*WORK TASK*
Copy each line of the listing that includes "then".

*RECORDED DATA*

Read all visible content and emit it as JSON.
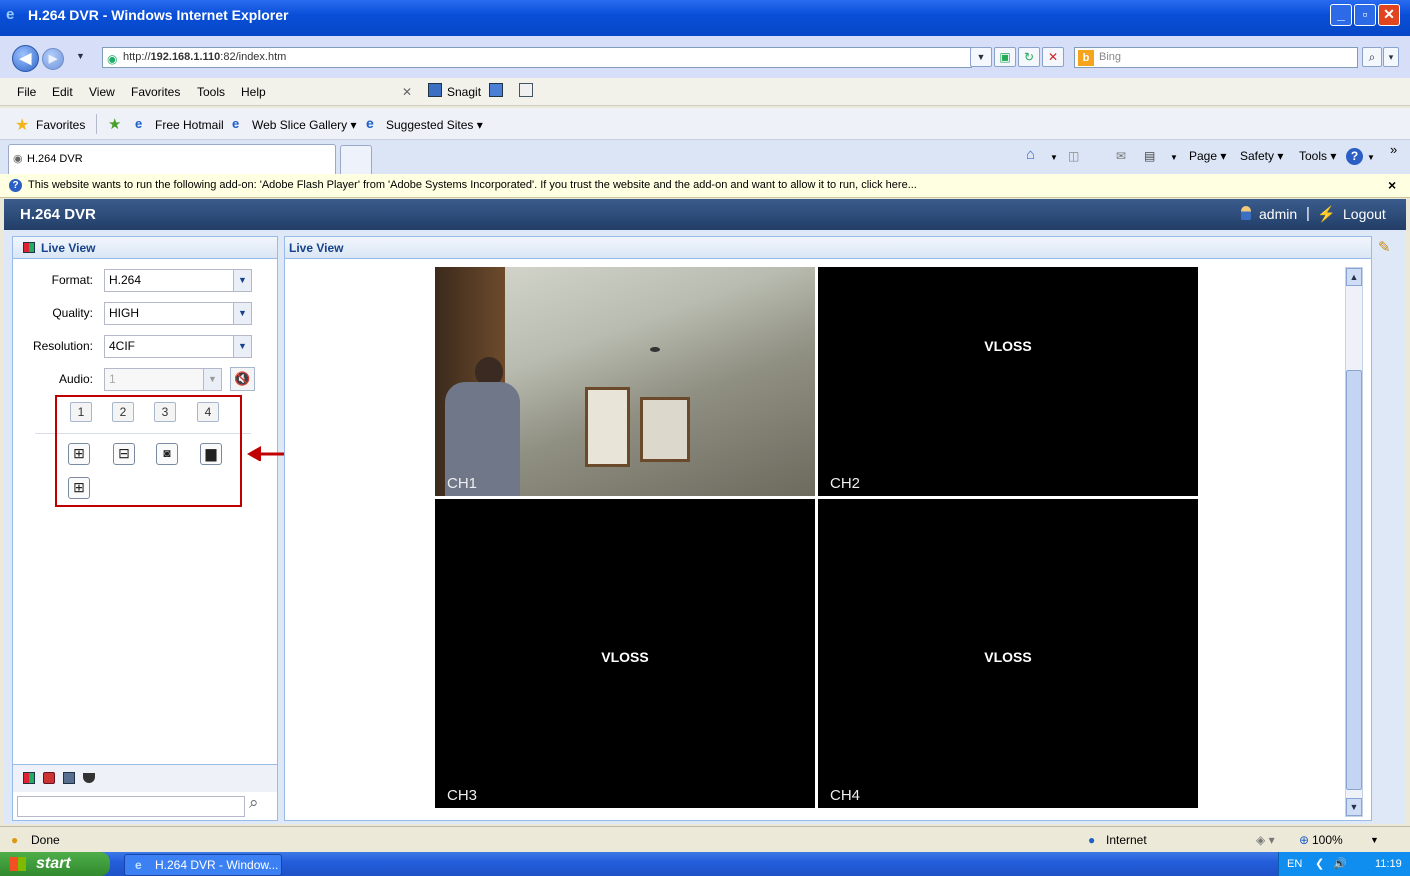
{
  "window": {
    "title": "H.264 DVR - Windows Internet Explorer"
  },
  "address": {
    "url_prefix": "http://",
    "url_host": "192.168.1.110",
    "url_rest": ":82/index.htm",
    "search_placeholder": "Bing"
  },
  "menu": [
    "File",
    "Edit",
    "View",
    "Favorites",
    "Tools",
    "Help"
  ],
  "snagit_label": "Snagit",
  "favorites": {
    "label": "Favorites",
    "items": [
      "Free Hotmail",
      "Web Slice Gallery ▾",
      "Suggested Sites ▾"
    ]
  },
  "tab": {
    "label": "H.264 DVR"
  },
  "commands": {
    "page": "Page ▾",
    "safety": "Safety ▾",
    "tools": "Tools ▾"
  },
  "infobar": {
    "text": "This website wants to run the following add-on: 'Adobe Flash Player' from 'Adobe Systems Incorporated'. If you trust the website and the add-on and want to allow it to run, click here...",
    "close": "×"
  },
  "app": {
    "title": "H.264 DVR",
    "user": "admin",
    "separator": "|",
    "logout": "Logout"
  },
  "left_panel": {
    "title": "Live View",
    "fields": [
      {
        "label": "Format:",
        "value": "H.264"
      },
      {
        "label": "Quality:",
        "value": "HIGH"
      },
      {
        "label": "Resolution:",
        "value": "4CIF"
      },
      {
        "label": "Audio:",
        "value": "1"
      }
    ],
    "channel_buttons": [
      "1",
      "2",
      "3",
      "4"
    ],
    "annotation": "1"
  },
  "right_panel": {
    "title": "Live View",
    "channels": [
      {
        "label": "CH1",
        "status": ""
      },
      {
        "label": "CH2",
        "status": "VLOSS"
      },
      {
        "label": "CH3",
        "status": "VLOSS"
      },
      {
        "label": "CH4",
        "status": "VLOSS"
      }
    ]
  },
  "status": {
    "text": "Done",
    "zone": "Internet",
    "zoom": "100%"
  },
  "taskbar": {
    "start": "start",
    "item": "H.264 DVR - Window...",
    "lang": "EN",
    "time": "11:19"
  },
  "colors": {
    "accent": "#15428b",
    "annotation_red": "#c00000",
    "header": "#2c4a78"
  }
}
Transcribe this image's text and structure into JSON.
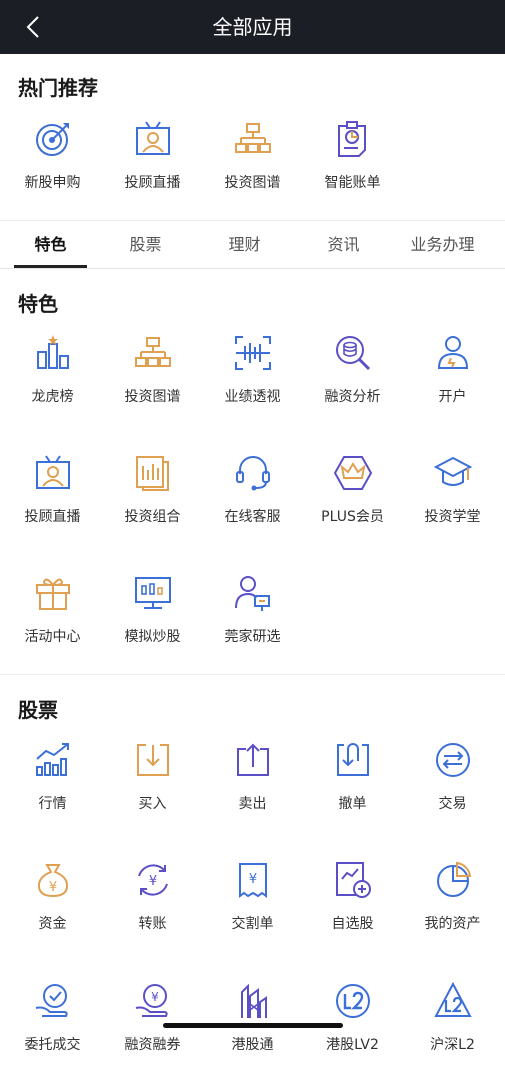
{
  "header": {
    "title": "全部应用",
    "back_icon": "back-arrow-icon"
  },
  "hot": {
    "title": "热门推荐",
    "items": [
      {
        "label": "新股申购",
        "icon": "target-icon"
      },
      {
        "label": "投顾直播",
        "icon": "tv-presenter-icon"
      },
      {
        "label": "投资图谱",
        "icon": "org-chart-icon"
      },
      {
        "label": "智能账单",
        "icon": "bill-chart-icon"
      }
    ]
  },
  "tabs": [
    {
      "label": "特色",
      "active": true
    },
    {
      "label": "股票"
    },
    {
      "label": "理财"
    },
    {
      "label": "资讯"
    },
    {
      "label": "业务办理"
    }
  ],
  "special": {
    "title": "特色",
    "items": [
      {
        "label": "龙虎榜",
        "icon": "ranking-bars-icon"
      },
      {
        "label": "投资图谱",
        "icon": "org-chart-icon"
      },
      {
        "label": "业绩透视",
        "icon": "scan-bars-icon"
      },
      {
        "label": "融资分析",
        "icon": "coins-magnifier-icon"
      },
      {
        "label": "开户",
        "icon": "user-account-icon"
      },
      {
        "label": "投顾直播",
        "icon": "tv-presenter-icon"
      },
      {
        "label": "投资组合",
        "icon": "portfolio-icon"
      },
      {
        "label": "在线客服",
        "icon": "headset-icon"
      },
      {
        "label": "PLUS会员",
        "icon": "crown-hexagon-icon"
      },
      {
        "label": "投资学堂",
        "icon": "graduation-cap-icon"
      },
      {
        "label": "活动中心",
        "icon": "gift-box-icon"
      },
      {
        "label": "模拟炒股",
        "icon": "candlestick-monitor-icon"
      },
      {
        "label": "莞家研选",
        "icon": "person-chart-icon"
      }
    ]
  },
  "stocks": {
    "title": "股票",
    "items": [
      {
        "label": "行情",
        "icon": "trend-bars-icon"
      },
      {
        "label": "买入",
        "icon": "buy-tray-icon"
      },
      {
        "label": "卖出",
        "icon": "sell-tray-icon"
      },
      {
        "label": "撤单",
        "icon": "cancel-order-icon"
      },
      {
        "label": "交易",
        "icon": "exchange-arrows-icon"
      },
      {
        "label": "资金",
        "icon": "money-bag-icon"
      },
      {
        "label": "转账",
        "icon": "transfer-icon"
      },
      {
        "label": "交割单",
        "icon": "receipt-icon"
      },
      {
        "label": "自选股",
        "icon": "add-watchlist-icon"
      },
      {
        "label": "我的资产",
        "icon": "pie-chart-icon"
      },
      {
        "label": "委托成交",
        "icon": "hand-check-icon"
      },
      {
        "label": "融资融券",
        "icon": "hand-yen-icon"
      },
      {
        "label": "港股通",
        "icon": "hk-building-icon"
      },
      {
        "label": "港股LV2",
        "icon": "l2-circle-icon"
      },
      {
        "label": "沪深L2",
        "icon": "l2-triangle-icon"
      }
    ]
  }
}
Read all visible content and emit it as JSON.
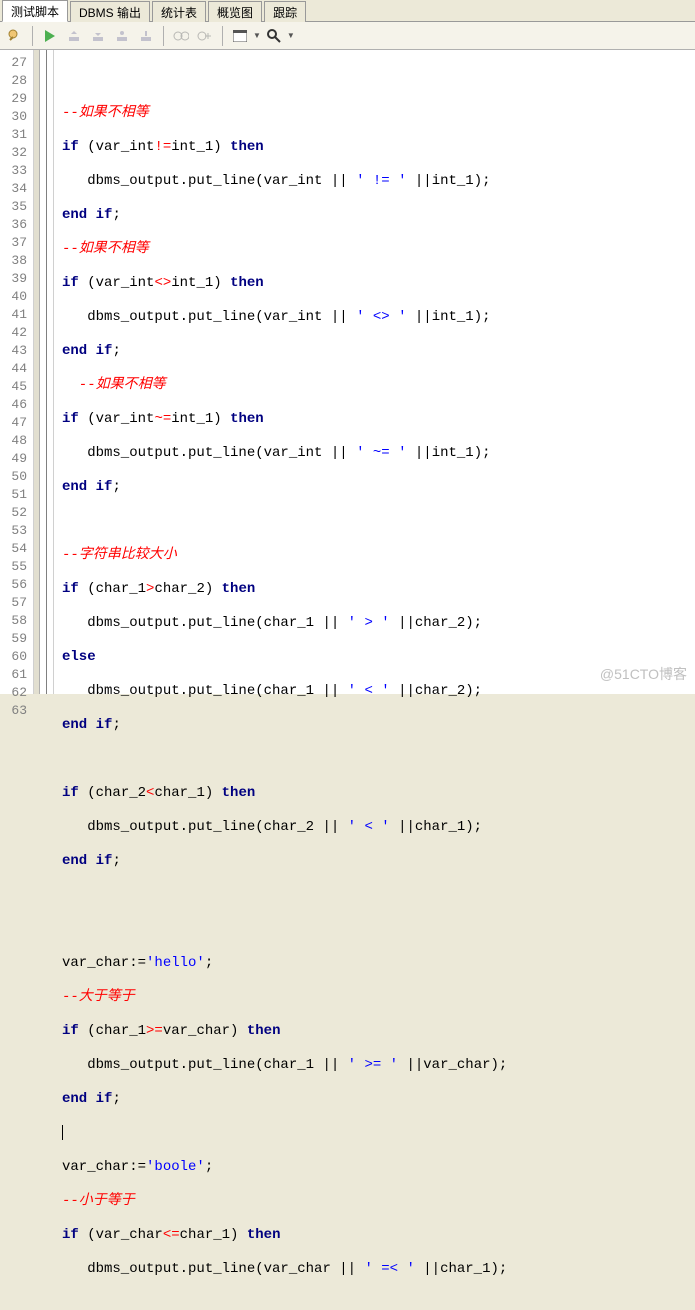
{
  "tabs": {
    "t0": "测试脚本",
    "t1": "DBMS 输出",
    "t2": "统计表",
    "t3": "概览图",
    "t4": "跟踪"
  },
  "watermark": "@51CTO博客",
  "gutter": {
    "start": 27,
    "end": 63
  },
  "code": {
    "l27": "",
    "l28c": "--如果不相等",
    "l29a": "if",
    "l29b": " (var_int",
    "l29c": "!=",
    "l29d": "int_1) ",
    "l29e": "then",
    "l30a": "   dbms_output.put_line(var_int || ",
    "l30b": "' != '",
    "l30c": " ||int_1);",
    "l31a": "end",
    "l31b": " ",
    "l31c": "if",
    "l31d": ";",
    "l32c": "--如果不相等",
    "l33a": "if",
    "l33b": " (var_int",
    "l33c": "<>",
    "l33d": "int_1) ",
    "l33e": "then",
    "l34a": "   dbms_output.put_line(var_int || ",
    "l34b": "' <> '",
    "l34c": " ||int_1);",
    "l35a": "end",
    "l35b": " ",
    "l35c": "if",
    "l35d": ";",
    "l36c": "  --如果不相等",
    "l37a": "if",
    "l37b": " (var_int",
    "l37c": "~=",
    "l37d": "int_1) ",
    "l37e": "then",
    "l38a": "   dbms_output.put_line(var_int || ",
    "l38b": "' ~= '",
    "l38c": " ||int_1);",
    "l39a": "end",
    "l39b": " ",
    "l39c": "if",
    "l39d": ";",
    "l40": "",
    "l41c": "--字符串比较大小",
    "l42a": "if",
    "l42b": " (char_1",
    "l42c": ">",
    "l42d": "char_2) ",
    "l42e": "then",
    "l43a": "   dbms_output.put_line(char_1 || ",
    "l43b": "' > '",
    "l43c": " ||char_2);",
    "l44a": "else",
    "l45a": "   dbms_output.put_line(char_1 || ",
    "l45b": "' < '",
    "l45c": " ||char_2);",
    "l46a": "end",
    "l46b": " ",
    "l46c": "if",
    "l46d": ";",
    "l47": "",
    "l48a": "if",
    "l48b": " (char_2",
    "l48c": "<",
    "l48d": "char_1) ",
    "l48e": "then",
    "l49a": "   dbms_output.put_line(char_2 || ",
    "l49b": "' < '",
    "l49c": " ||char_1);",
    "l50a": "end",
    "l50b": " ",
    "l50c": "if",
    "l50d": ";",
    "l51": "",
    "l52": "",
    "l53a": "var_char:=",
    "l53b": "'hello'",
    "l53c": ";",
    "l54c": "--大于等于",
    "l55a": "if",
    "l55b": " (char_1",
    "l55c": ">=",
    "l55d": "var_char) ",
    "l55e": "then",
    "l56a": "   dbms_output.put_line(char_1 || ",
    "l56b": "' >= '",
    "l56c": " ||var_char);",
    "l57a": "end",
    "l57b": " ",
    "l57c": "if",
    "l57d": ";",
    "l58": "",
    "l59a": "var_char:=",
    "l59b": "'boole'",
    "l59c": ";",
    "l60c": "--小于等于",
    "l61a": "if",
    "l61b": " (var_char",
    "l61c": "<=",
    "l61d": "char_1) ",
    "l61e": "then",
    "l62a": "   dbms_output.put_line(var_char || ",
    "l62b": "' =< '",
    "l62c": " ||char_1);"
  }
}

*ANSWER TO THIS TASK*
    "l29e": "then",
    "l33e": "then",
    "l37e": "then",
    "l42e": "then",
    "l48e": "then",
    "l55e": "then",
    "l61e": "then",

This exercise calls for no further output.